A new pilot project will give 11 Manitoba medical clinics and pharmacies the ability to immunize patients against COVID-19 with the Moderna vaccine.
The sites chosen are in the Winnipeg and Prairie Mountain health regions and are receiving a total of 2,300 doses, a provincial spokesperson said on Sunday.
Previously, those sites were part of the province’s vaccine rollout and could apply to receive doses of the AstraZeneca-Oxford vaccine, which uses non-replicating viral vector technology.
Because that shot can be stored at lower temperatures than vaccines from Pfizer-BioNTech and Moderna, which both use mRNA technology, the people leading Manitoba’s vaccine strategy said it’s more suitable for delivery through clinics and pharmacies.
In its Friday vaccine bulletin, the province said the sites chosen are responsible for identifying and booking clients to get the extra shots.
Doctors Manitoba spokesperson Keir Johnson said six of the sites included are medical clinics, which he said were chosen by the province based on how close they are to various hot spot communities.
Those doctors’ offices all got their shipments on Friday and are expected to use them within a few days, Johnson said. Somewhere between 30 and 50 doctors across Manitoba are involved in the pilot.
“We’ve been calling on the province to do this for some time, to help extend the reach of the COVID-19 immunization rollout,” Johnson said in an email on Saturday.
He said many Manitobans would prefer to be vaccinated in their doctors’ offices, which can also help people get any concerns they have about vaccines addressed by a physician.
As of Sunday morning, all people 35 and older — and those in their 30s with certain health conditions — were eligible for vaccination at clinics and pharmacies. People 35 and up were eligible to get their shots at the province’s supersites and temporary clinics. Indigenous adults — including Inuit and Métis — are eligible at supersites, pop-up clinics or urban Indigenous clinics
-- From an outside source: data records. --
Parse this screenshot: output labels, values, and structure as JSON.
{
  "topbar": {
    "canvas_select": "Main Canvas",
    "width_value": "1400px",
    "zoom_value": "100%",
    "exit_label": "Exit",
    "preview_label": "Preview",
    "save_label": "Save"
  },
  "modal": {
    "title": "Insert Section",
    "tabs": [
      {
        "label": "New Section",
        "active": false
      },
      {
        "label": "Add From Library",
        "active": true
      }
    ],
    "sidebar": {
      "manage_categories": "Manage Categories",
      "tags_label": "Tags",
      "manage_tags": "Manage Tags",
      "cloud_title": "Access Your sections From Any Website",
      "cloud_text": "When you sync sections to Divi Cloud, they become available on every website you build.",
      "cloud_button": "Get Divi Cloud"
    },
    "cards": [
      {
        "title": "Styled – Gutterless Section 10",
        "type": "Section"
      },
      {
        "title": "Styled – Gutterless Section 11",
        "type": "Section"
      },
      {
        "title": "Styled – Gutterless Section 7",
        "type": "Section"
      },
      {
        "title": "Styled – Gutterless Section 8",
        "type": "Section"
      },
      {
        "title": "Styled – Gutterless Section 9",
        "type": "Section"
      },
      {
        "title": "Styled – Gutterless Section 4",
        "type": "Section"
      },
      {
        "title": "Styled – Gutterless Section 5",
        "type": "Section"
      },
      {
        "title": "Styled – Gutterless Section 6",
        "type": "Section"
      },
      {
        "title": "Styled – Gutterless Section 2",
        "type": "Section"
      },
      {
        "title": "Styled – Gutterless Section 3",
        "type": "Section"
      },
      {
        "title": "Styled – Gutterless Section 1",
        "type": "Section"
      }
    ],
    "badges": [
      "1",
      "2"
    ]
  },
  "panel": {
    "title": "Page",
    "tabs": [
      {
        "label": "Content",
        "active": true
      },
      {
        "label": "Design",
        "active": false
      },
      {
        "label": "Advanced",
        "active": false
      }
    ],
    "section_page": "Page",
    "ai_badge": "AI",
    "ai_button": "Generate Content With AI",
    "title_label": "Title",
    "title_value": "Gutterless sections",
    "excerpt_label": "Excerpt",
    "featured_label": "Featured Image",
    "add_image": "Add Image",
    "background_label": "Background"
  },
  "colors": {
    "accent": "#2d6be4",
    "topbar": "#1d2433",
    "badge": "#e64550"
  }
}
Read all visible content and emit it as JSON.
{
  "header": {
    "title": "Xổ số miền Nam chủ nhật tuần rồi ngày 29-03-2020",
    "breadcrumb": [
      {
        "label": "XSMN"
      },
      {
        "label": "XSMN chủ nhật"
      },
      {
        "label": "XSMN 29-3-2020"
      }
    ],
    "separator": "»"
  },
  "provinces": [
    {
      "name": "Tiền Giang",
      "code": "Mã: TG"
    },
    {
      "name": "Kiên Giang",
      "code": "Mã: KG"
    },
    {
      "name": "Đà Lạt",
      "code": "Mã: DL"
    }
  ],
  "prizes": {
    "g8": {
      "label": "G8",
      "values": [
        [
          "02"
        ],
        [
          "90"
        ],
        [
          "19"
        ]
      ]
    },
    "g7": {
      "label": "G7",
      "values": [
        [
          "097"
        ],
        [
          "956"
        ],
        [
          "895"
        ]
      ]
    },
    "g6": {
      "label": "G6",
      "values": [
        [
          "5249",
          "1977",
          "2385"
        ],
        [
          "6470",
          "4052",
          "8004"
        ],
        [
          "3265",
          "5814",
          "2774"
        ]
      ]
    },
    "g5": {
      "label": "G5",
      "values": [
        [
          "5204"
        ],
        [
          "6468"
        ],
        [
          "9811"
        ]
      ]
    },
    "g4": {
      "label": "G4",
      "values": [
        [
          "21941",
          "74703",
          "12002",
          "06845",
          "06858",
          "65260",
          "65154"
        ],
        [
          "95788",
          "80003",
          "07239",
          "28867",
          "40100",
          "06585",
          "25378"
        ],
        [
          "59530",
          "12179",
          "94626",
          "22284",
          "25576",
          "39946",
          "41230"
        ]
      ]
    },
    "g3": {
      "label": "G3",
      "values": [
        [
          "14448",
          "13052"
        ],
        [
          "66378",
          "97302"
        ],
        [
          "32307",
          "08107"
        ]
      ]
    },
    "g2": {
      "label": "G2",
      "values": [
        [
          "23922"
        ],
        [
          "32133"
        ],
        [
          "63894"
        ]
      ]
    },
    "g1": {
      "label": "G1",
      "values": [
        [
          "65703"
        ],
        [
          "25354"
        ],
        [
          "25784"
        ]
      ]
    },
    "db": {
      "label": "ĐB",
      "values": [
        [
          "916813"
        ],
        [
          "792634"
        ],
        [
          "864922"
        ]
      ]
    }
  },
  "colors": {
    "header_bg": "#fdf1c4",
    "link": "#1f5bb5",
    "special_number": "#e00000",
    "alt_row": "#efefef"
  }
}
Johnson said mRNA vaccines — including the ones from both Pfizer and Moderna — have already been used in doctors’ offices in other regions.
In a report submitted to the province dated April 21, Doctors Manitoba outlined a system it said would allow safe use of mRNA vaccines in medical clinics.
That included mandatory training on how to handle, store and use the vaccines and an ordering window that would help align the time the shots are removed from their freezers with when they’re scheduled to be used.
Co-ordinated delivery would also help make sure vaccine doses are used within five days of being thawed and within hours of being punctured, it said.
That report also included the use of special trays that help store and transport smaller supplies of the mRNA vaccines, which have stringent storage requirements and need to be kept at ultra-low temperatures.